A man was arrested on charges of animal cruelty after authorities found dozens of "very dangerous" reptiles, including alligators and venomous snakes, Thursday in his Southern California home.
The County of Los Angeles Department of Animal Care and Control (DACC) and other agencies served search warrants at Todd Kates' property in Thousand Oaks and found 80 venomous snakes, between five and eight alligators, gila monsters, snapping turtles, birds and "other assorted animals" said DACC director Marcia Mayeda.
The investigation began eight weeks ago after Kates' neighbor ran over a caped cobra and reported it to officials, Mayeda said. That was when officials discovered that Kates, who had a California Department of Fish and Wildlife restricted permit, was violating the conditions to possess "very dangerous and highly regulated" animals at his Thousand Oaks home.
"The permit holder was housing deadly venomous snakes in an unauthorized, densely populated, residential neighborhood, and in such a manner that they posed a substantial risk to public safety," said DACC spokesman Don Barre.
Officials served search warrants in the 1300 block of Rancho Lane and in a rural property in the 800 block of Carlisle Road in an unincorporated area near Thousand Oaks, where Kates rented space to store more animals.
To be permitted by the state of California, people need to have proper housing or caging, said Lt. JC Healy of the California Department of Fish and Wildlife. Kates exceeded the number of animals that the state allows, Healy said.

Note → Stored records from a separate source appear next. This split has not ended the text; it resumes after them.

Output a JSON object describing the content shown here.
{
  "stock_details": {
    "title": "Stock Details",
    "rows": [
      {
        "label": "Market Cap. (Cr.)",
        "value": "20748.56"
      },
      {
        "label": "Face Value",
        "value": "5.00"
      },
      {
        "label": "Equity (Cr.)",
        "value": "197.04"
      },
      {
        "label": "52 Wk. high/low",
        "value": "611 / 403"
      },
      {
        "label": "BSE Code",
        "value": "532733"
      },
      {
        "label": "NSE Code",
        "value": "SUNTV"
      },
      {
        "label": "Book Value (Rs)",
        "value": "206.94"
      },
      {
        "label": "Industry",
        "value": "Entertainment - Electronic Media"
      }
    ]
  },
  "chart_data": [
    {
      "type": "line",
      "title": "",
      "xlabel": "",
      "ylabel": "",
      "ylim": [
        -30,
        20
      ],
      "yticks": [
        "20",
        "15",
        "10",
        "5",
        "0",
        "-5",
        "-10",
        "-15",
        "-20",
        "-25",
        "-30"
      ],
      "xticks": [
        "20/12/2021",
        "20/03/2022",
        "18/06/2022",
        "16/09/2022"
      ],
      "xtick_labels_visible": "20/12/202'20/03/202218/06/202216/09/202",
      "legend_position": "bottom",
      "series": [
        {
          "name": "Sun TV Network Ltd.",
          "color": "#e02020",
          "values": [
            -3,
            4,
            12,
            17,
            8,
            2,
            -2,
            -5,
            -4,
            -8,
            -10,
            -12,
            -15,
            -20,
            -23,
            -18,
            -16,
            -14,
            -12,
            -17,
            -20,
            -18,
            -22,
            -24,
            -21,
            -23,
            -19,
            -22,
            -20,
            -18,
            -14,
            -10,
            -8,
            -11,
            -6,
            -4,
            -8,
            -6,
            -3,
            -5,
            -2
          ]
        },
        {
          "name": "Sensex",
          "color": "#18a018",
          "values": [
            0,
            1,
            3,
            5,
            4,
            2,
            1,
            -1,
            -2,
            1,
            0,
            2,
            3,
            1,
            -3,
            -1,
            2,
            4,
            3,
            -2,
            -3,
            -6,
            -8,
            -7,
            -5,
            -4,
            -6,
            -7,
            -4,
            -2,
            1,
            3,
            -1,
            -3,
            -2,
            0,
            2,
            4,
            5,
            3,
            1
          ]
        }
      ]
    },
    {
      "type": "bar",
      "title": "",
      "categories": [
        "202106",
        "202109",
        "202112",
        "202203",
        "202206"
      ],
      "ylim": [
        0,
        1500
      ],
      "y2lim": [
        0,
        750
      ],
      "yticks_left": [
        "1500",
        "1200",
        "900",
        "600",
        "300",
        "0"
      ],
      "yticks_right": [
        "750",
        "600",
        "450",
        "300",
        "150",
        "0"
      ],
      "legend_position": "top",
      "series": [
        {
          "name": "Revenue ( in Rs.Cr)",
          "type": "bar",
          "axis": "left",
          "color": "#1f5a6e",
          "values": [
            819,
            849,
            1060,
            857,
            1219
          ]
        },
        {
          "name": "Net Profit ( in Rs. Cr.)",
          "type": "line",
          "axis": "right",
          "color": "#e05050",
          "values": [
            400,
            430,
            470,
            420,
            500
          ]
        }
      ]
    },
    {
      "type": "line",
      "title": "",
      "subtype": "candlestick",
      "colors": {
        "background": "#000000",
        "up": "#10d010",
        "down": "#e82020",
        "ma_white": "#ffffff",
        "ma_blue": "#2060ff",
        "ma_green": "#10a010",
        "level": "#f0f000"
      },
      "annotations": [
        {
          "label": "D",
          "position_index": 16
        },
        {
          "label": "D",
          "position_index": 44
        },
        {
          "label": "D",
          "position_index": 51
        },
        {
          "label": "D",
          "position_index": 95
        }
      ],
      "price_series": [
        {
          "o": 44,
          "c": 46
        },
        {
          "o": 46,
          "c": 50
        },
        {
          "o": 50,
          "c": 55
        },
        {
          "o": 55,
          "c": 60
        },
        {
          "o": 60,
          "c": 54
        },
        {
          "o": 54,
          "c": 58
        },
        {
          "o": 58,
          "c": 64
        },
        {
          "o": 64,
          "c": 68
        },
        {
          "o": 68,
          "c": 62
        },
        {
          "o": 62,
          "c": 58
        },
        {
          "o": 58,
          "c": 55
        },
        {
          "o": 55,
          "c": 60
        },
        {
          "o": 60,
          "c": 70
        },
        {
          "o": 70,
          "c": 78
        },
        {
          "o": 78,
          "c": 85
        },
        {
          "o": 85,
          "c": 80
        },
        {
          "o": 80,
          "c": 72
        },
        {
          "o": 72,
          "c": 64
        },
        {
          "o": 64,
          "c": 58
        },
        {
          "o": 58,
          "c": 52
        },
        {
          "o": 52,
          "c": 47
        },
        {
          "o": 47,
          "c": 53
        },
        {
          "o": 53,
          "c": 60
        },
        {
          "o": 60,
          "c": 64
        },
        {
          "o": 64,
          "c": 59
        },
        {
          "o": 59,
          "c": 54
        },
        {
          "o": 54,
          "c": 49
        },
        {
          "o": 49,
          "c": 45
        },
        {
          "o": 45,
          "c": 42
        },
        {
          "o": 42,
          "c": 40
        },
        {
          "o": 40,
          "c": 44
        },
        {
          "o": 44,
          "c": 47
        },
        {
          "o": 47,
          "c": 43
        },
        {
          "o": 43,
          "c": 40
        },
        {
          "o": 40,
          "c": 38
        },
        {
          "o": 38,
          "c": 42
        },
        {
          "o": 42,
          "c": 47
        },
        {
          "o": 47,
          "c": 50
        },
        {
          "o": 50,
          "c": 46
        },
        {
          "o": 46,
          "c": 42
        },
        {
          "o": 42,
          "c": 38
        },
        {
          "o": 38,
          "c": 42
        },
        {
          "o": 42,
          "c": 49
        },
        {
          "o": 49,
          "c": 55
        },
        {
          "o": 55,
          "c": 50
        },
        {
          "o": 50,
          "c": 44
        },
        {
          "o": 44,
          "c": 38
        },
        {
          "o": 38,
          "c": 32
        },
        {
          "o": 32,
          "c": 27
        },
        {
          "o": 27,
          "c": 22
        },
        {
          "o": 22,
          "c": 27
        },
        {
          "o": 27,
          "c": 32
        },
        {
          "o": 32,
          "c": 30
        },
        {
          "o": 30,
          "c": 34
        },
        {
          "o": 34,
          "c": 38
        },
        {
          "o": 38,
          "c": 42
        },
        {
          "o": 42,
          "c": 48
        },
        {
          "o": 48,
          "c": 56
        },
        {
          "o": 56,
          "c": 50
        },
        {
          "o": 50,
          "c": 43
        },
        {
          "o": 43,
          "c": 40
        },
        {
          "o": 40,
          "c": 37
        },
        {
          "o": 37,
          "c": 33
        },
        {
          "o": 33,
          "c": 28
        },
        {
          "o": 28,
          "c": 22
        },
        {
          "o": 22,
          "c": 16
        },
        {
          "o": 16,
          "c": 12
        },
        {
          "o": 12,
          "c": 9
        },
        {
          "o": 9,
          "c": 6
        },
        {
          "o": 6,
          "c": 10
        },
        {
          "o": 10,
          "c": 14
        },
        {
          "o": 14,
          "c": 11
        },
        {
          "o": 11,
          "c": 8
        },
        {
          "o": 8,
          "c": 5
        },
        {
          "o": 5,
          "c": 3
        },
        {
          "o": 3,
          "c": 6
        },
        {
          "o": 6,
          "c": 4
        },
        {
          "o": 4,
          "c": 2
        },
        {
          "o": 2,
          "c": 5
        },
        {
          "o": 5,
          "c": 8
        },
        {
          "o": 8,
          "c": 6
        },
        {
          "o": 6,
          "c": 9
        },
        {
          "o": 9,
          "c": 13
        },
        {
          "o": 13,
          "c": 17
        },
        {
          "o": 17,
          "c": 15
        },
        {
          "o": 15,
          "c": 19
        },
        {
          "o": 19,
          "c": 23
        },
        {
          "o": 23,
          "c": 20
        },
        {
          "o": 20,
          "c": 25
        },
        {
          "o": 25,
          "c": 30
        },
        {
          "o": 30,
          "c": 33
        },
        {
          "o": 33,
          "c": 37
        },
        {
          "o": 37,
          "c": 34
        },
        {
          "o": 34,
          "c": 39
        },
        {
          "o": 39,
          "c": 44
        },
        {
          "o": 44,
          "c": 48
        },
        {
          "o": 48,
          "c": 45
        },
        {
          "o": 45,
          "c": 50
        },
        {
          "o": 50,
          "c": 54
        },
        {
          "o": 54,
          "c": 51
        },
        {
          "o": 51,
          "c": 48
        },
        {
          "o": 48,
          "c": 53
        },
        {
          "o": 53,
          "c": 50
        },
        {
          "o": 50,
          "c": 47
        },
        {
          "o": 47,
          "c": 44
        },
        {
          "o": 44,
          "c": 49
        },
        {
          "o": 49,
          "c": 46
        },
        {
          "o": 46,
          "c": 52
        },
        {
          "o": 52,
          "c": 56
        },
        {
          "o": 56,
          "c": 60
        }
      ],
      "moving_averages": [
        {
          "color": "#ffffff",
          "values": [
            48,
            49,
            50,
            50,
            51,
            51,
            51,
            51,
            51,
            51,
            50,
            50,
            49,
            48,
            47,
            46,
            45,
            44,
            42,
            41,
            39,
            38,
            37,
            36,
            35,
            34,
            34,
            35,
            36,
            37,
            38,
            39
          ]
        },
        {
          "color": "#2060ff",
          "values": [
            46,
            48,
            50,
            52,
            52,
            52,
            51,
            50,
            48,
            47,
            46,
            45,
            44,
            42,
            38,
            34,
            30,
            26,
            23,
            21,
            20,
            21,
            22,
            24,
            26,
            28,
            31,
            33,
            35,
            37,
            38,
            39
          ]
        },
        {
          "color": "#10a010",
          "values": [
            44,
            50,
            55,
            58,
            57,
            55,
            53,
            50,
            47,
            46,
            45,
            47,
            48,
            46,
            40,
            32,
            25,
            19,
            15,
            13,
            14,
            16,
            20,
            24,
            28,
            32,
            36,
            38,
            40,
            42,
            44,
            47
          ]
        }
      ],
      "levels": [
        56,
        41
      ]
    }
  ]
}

The animals were taken to the Los Angeles Zoo, where they will be handled by experts until they're taken to a new, permanent home.
Kates was booked on 16 felony counts of animal cruelty, jail records show. He is being held on $100,000 bail.
Ryan Hagen, Kates' stepson, told NBC4 on Thursday that his stepfather is an "animal lover" and thinks the animals were nurtured responsibly.
"He wouldn't want these animals hurt nor would he want them to hurt anyone else," he said.
Neighbors have been concerned for their safety for years. Three years prior, the DACC caught a white monocled cobra that was on the loose in the area. It was later transported it to the San Diego Zoo.
NBC4's Hetty Chang contributed to this report.
Editor's Note: This article has been updated. A previous version of this story misspelled Marcia Mayeda's last name.